It’s great to be coding again, after spending so long lost in thought and theory. This has been my longest break from programming since I started at 13. I now have a working virtual machine that supports the essential semantics of the language. The next step is a compiler. The good thing about having a long break from programming is that it made the experience of starting up again quite vivid. What was most vivid was the many ways I make programming needlessly harder for myself.
It was insane to try using Scala instead of Java. A language so complicated that few people can fully understand it, with spotty documentation, and immature buggy IDE support. How could that possibly be a win over a language like Java that I already know cold and which has state of the art tool support? I was bored to death with Java, and I was seduced by Scala’s cleverness; it’s ability to express things very succinctly, and it’s more powerful abstraction capabilities. When you think about programming in the abstract, such issues loom large. But when you actually have work to do, these idealisms pale in comparison to having trusty, well understood, well supported tools. We programmers love abstraction and elegance, but it is often a siren song leading us to disaster.

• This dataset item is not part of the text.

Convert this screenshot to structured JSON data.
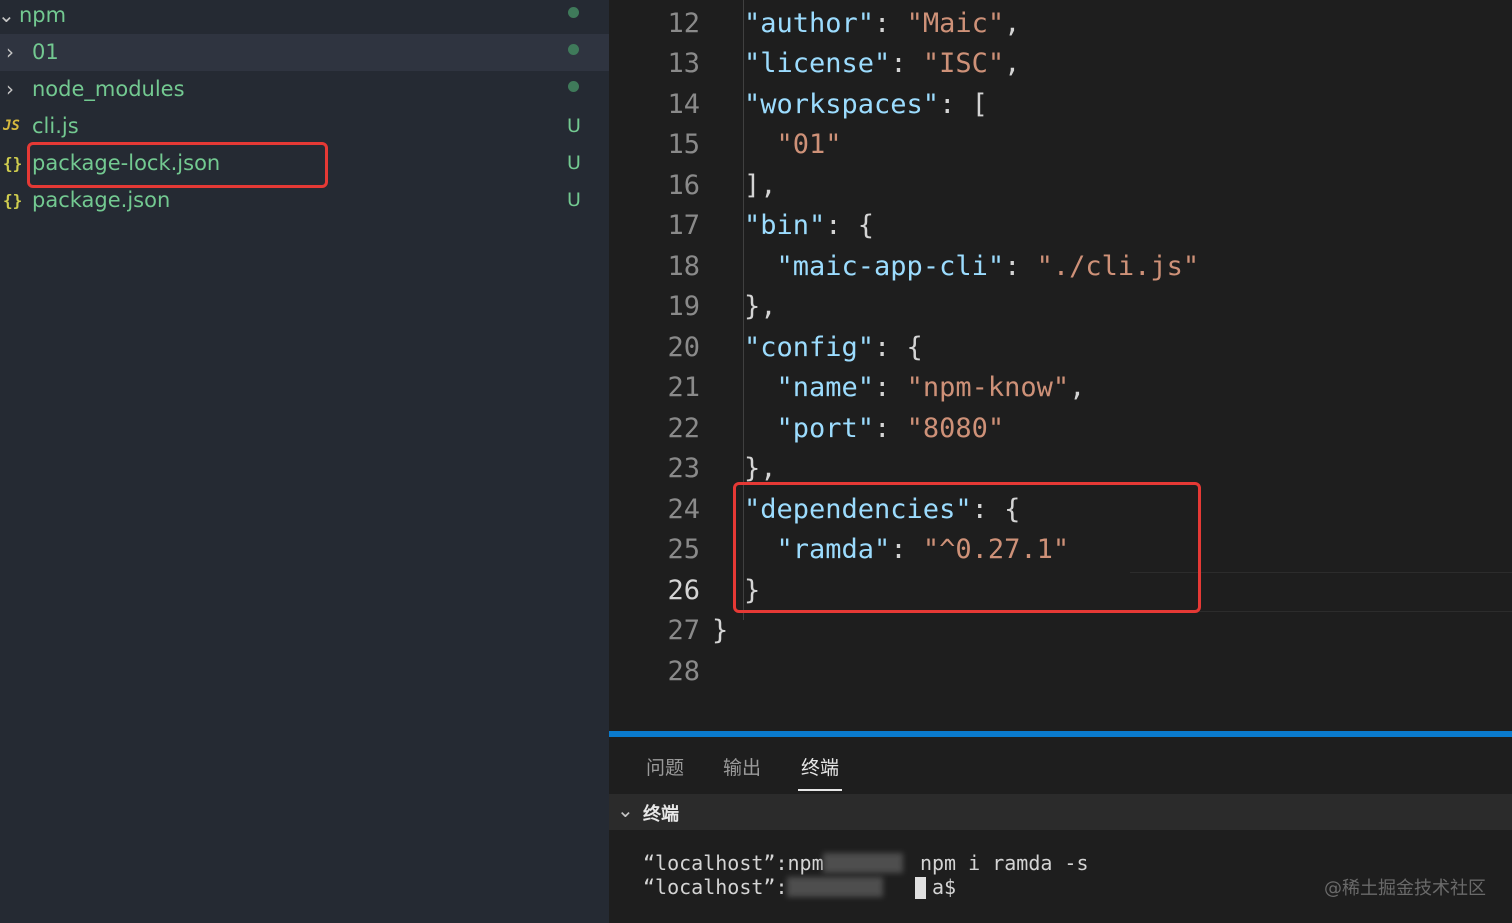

An even graver mistake I found myself making is compulsive performance optimization. I know well the evil of premature optimization. It is even central to my philosophy of programming language design — I believe that existing languages are far more complicated than they have to be because they are obsessed with letting programmers hand-optimize everything. I am building a prototype VM where performance is largely irrelevant. Yet still I repeatedly found myself optimizing: caching, interning, fast-pathing, etc. I just can’t stop myself. There is something particularly insiduous about performance. I think it is that it is so much easier to think about performance than subjective design issues. Performance is objective — you can actually quantify it, unlike most of the issues that really matter: subjective design issues with no clear cut answer, which can be almost impossible to evaluate while you are still developing. As engineers we crave the objective and quantifiable world of performance. So we focus on that even when it isn’t important. Most of the time it isn’t important. It reminds me of the joke where a drunk loses his car keys in an alley, but looks for them under the lampost because the light is better there.
Cleverness and performance are major delusions of programming. We let ourselves be seduced by them to the detriment of our code. Unfortunately these are exactly the issues driving much research and development these days. It seems everyone is working on fancy complicated techniques to exploit the performance of multicore systems. I guess that just shows how much I am out of step with the times. So be it.
Update. I apologize to all the Scala enthusiasts who were upset by this post. Scala is an awesome language. But it is new, and it is complicated, and it is way overkill for my needs. Building a VM is really more of a job for C, and Java kind of feels like C to me now: low-level and simple. The point I was trying to make was that I was seduced by the sexy advanced features of Scala even though I didn’t really need them and using it would end up slowing me down.
I also want to thank the people who have stepped in and tried to keep the discussion on a mature level. You don’t see that too often on the interwebs. It is gratifying that my last several posts have attracted some nice thoughtful discussions. Good work guys.